After weeks of evaluating several return-to-play formats, NBA commissioner Adam Silver reportedly is expected to present a 22-team plan for an Orlando bubble and hold a formal vote Thursday.
The vote to take 22 teams to Walt Disney World is expected to overwhelmingly pass. Of course, there remains plenty of speculation regarding what comes of the remaining eight teams that will continue to be on hiatus since the NBA shut down the season back in March.
Teams have already had to take unprecedented action amid the coronavirus (COVID-19) pandemic in order to deal with the financial blow they suffered during the unexpected suspension.
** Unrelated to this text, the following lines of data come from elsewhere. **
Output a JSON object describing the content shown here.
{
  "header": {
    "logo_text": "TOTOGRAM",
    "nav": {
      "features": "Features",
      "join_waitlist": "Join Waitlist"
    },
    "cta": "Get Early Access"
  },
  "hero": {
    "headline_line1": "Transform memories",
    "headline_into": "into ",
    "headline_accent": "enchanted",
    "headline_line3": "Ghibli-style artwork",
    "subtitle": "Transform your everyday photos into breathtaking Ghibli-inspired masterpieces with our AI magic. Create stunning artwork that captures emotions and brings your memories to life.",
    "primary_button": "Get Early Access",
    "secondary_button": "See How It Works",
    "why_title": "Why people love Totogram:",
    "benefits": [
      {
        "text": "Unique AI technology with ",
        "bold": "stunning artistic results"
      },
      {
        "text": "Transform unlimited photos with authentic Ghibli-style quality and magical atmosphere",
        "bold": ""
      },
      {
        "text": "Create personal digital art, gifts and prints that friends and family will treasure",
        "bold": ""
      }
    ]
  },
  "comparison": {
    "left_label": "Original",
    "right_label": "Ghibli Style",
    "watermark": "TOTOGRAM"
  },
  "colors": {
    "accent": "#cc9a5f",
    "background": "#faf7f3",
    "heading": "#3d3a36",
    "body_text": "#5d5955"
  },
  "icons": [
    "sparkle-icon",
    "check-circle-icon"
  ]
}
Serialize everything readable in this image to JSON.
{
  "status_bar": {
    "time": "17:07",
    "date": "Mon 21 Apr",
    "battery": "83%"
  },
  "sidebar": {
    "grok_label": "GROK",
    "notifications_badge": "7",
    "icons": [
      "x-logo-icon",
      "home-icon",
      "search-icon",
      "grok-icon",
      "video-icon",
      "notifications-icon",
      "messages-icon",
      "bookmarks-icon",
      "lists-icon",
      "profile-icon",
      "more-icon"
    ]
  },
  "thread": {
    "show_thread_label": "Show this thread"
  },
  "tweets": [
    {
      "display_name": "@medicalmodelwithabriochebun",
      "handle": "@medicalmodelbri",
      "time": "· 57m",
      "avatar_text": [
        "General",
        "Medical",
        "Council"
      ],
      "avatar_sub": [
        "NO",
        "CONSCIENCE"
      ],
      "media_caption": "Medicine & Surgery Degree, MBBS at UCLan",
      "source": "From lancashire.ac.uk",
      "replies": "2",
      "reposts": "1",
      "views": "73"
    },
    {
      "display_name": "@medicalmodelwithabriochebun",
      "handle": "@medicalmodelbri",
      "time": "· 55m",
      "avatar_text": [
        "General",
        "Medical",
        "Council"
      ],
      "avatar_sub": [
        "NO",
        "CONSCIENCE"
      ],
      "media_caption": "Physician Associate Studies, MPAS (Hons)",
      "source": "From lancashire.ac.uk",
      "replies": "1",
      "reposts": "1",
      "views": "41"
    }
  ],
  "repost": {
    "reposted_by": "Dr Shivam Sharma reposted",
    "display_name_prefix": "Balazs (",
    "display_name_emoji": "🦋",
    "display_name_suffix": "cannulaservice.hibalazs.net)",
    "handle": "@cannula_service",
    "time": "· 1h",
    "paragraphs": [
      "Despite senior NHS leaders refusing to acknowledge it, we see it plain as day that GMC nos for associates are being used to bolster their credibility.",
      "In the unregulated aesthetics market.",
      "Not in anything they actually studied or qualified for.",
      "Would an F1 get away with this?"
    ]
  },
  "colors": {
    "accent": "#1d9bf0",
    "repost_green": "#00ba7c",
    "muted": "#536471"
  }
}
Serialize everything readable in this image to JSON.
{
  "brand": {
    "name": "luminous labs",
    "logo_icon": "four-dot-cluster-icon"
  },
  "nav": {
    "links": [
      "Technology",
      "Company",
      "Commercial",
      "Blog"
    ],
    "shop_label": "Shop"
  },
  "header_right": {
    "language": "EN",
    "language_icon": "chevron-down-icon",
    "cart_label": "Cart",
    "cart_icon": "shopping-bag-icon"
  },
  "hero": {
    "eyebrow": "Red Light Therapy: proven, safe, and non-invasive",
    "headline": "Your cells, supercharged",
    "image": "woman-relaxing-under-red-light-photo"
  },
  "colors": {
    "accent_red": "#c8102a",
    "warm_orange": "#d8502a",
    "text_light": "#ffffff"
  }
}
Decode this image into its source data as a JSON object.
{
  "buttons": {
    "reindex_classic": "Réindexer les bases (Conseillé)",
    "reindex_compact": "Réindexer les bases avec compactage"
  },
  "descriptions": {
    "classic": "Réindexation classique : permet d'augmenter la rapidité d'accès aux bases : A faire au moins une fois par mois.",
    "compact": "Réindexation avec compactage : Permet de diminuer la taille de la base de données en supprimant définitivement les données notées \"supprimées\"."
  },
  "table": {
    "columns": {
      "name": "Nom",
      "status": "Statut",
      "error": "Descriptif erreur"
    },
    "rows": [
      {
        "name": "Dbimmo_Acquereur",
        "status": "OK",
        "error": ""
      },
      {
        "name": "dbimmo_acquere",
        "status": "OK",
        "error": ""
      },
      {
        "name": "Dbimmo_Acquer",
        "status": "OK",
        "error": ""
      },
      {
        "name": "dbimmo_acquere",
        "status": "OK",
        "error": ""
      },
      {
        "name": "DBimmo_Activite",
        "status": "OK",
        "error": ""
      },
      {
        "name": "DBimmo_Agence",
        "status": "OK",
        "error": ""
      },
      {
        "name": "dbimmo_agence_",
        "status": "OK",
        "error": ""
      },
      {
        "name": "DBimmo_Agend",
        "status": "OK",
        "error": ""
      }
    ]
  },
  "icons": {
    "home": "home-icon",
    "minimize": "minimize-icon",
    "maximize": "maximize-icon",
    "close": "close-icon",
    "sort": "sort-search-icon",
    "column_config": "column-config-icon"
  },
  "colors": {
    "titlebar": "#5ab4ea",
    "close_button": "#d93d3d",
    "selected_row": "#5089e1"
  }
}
Since the NBA doesn’t appear likely to have all 30 teams resume play, parties are now dealing with different circumstances in order to get back on track.
The prospect of going nine months without games could certainly have a major impact both on and off the court with player development and ticket sales taking a major hit. As a result, it seems small-market teams are trying to figure out a way to somehow level the playing field.
According to ESPN’s Adrian Wojnarowski and Zach Lowe, Oklahoma City Thunder team owner Clay Bennett outlined the issues that come with a 22-team return:
Near the end of the NBA’s Board of Governors call on Friday, Oklahoma City Thunder owner Clay Bennett delivered an impassioned soliloquy on why the league and owners needed to consider the competitive and financial plights of smaller market teams that could be left out of the season’s summer resumption in Orlando — and the potential symbolic power of all 30 teams gathering there to play as one united association.
Although the NBA is likely to move ahead with 22 teams, the league is taking those on the outside looking in into consideration:
For those teams left out of the playoffs, there has already been dialogue on the possibility of mandatory summer training camps and regional fall leagues of four-to-five teams that could bridge the lengthy gap between seasons, sources told ESPN.
Teams like the Los Angeles Lakers and Boston Celtics are well-equipped to deal with the strains of the pandemic, but the same cannot be said for some of the small-market franchises. While the league is focused on doing what it can to crown a champion this season, they must take into account the importance of maintaining a level playing field for years come.
The onus will fall on Silver and the NBPA to determine just how much of an advantage the teams that finish the season will have over those that do not.